[Work required] Skip the pictures and copy all the data that follows exactly.

■ ■ ■

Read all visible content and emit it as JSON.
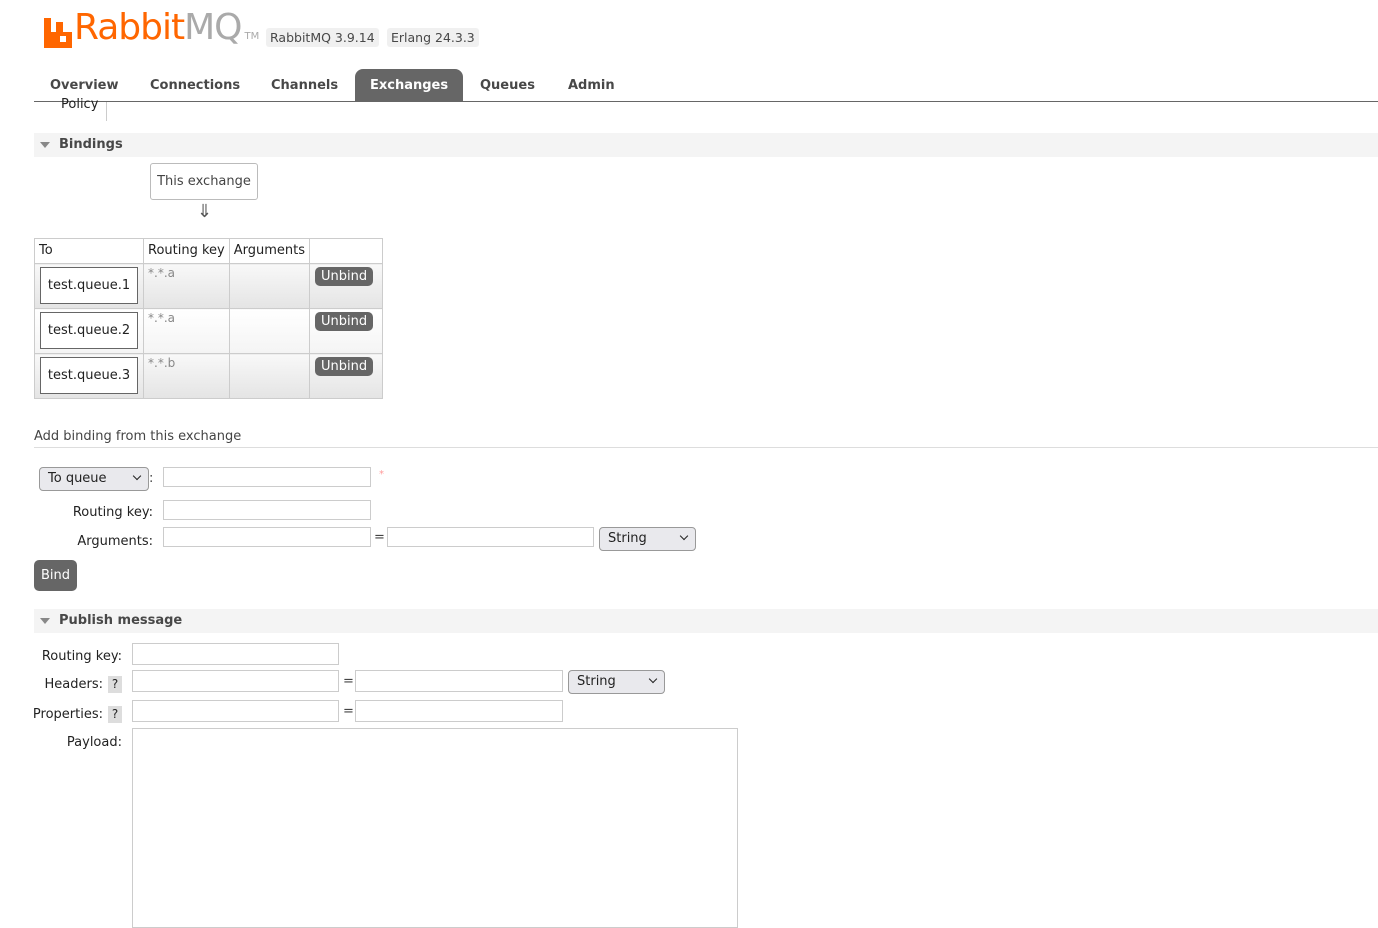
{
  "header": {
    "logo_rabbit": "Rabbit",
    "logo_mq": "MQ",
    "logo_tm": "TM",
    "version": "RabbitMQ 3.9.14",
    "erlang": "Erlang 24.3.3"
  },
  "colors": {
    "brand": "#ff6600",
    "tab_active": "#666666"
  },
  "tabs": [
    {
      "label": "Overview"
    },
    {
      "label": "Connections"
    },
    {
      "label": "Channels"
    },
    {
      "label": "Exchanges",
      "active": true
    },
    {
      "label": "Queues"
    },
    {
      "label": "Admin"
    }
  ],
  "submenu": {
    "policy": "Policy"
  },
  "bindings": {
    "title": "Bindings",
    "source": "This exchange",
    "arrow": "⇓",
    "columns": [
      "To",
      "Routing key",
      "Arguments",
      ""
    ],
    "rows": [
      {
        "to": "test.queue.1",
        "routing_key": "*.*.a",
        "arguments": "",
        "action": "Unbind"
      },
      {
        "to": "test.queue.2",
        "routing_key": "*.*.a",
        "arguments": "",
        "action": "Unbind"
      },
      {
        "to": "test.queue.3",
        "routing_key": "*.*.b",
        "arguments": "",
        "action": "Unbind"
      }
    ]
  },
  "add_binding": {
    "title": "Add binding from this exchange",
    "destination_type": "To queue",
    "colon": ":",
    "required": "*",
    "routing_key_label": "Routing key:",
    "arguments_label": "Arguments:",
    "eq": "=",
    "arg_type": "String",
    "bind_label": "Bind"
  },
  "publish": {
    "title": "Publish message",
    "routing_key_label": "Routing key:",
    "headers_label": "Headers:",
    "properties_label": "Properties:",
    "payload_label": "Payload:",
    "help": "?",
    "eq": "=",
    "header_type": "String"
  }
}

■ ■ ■

[Task solution]
Read all visible content and emit it as JSON.
{
  "header": {
    "logo_rabbit": "Rabbit",
    "logo_mq": "MQ",
    "logo_tm": "TM",
    "version": "RabbitMQ 3.9.14",
    "erlang": "Erlang 24.3.3"
  },
  "colors": {
    "brand": "#ff6600",
    "tab_active": "#666666"
  },
  "tabs": [
    {
      "label": "Overview"
    },
    {
      "label": "Connections"
    },
    {
      "label": "Channels"
    },
    {
      "label": "Exchanges",
      "active": true
    },
    {
      "label": "Queues"
    },
    {
      "label": "Admin"
    }
  ],
  "submenu": {
    "policy": "Policy"
  },
  "bindings": {
    "title": "Bindings",
    "source": "This exchange",
    "arrow": "⇓",
    "columns": [
      "To",
      "Routing key",
      "Arguments",
      ""
    ],
    "rows": [
      {
        "to": "test.queue.1",
        "routing_key": "*.*.a",
        "arguments": "",
        "action": "Unbind"
      },
      {
        "to": "test.queue.2",
        "routing_key": "*.*.a",
        "arguments": "",
        "action": "Unbind"
      },
      {
        "to": "test.queue.3",
        "routing_key": "*.*.b",
        "arguments": "",
        "action": "Unbind"
      }
    ]
  },
  "add_binding": {
    "title": "Add binding from this exchange",
    "destination_type": "To queue",
    "colon": ":",
    "required": "*",
    "routing_key_label": "Routing key:",
    "arguments_label": "Arguments:",
    "eq": "=",
    "arg_type": "String",
    "bind_label": "Bind"
  },
  "publish": {
    "title": "Publish message",
    "routing_key_label": "Routing key:",
    "headers_label": "Headers:",
    "properties_label": "Properties:",
    "payload_label": "Payload:",
    "help": "?",
    "eq": "=",
    "header_type": "String"
  }
}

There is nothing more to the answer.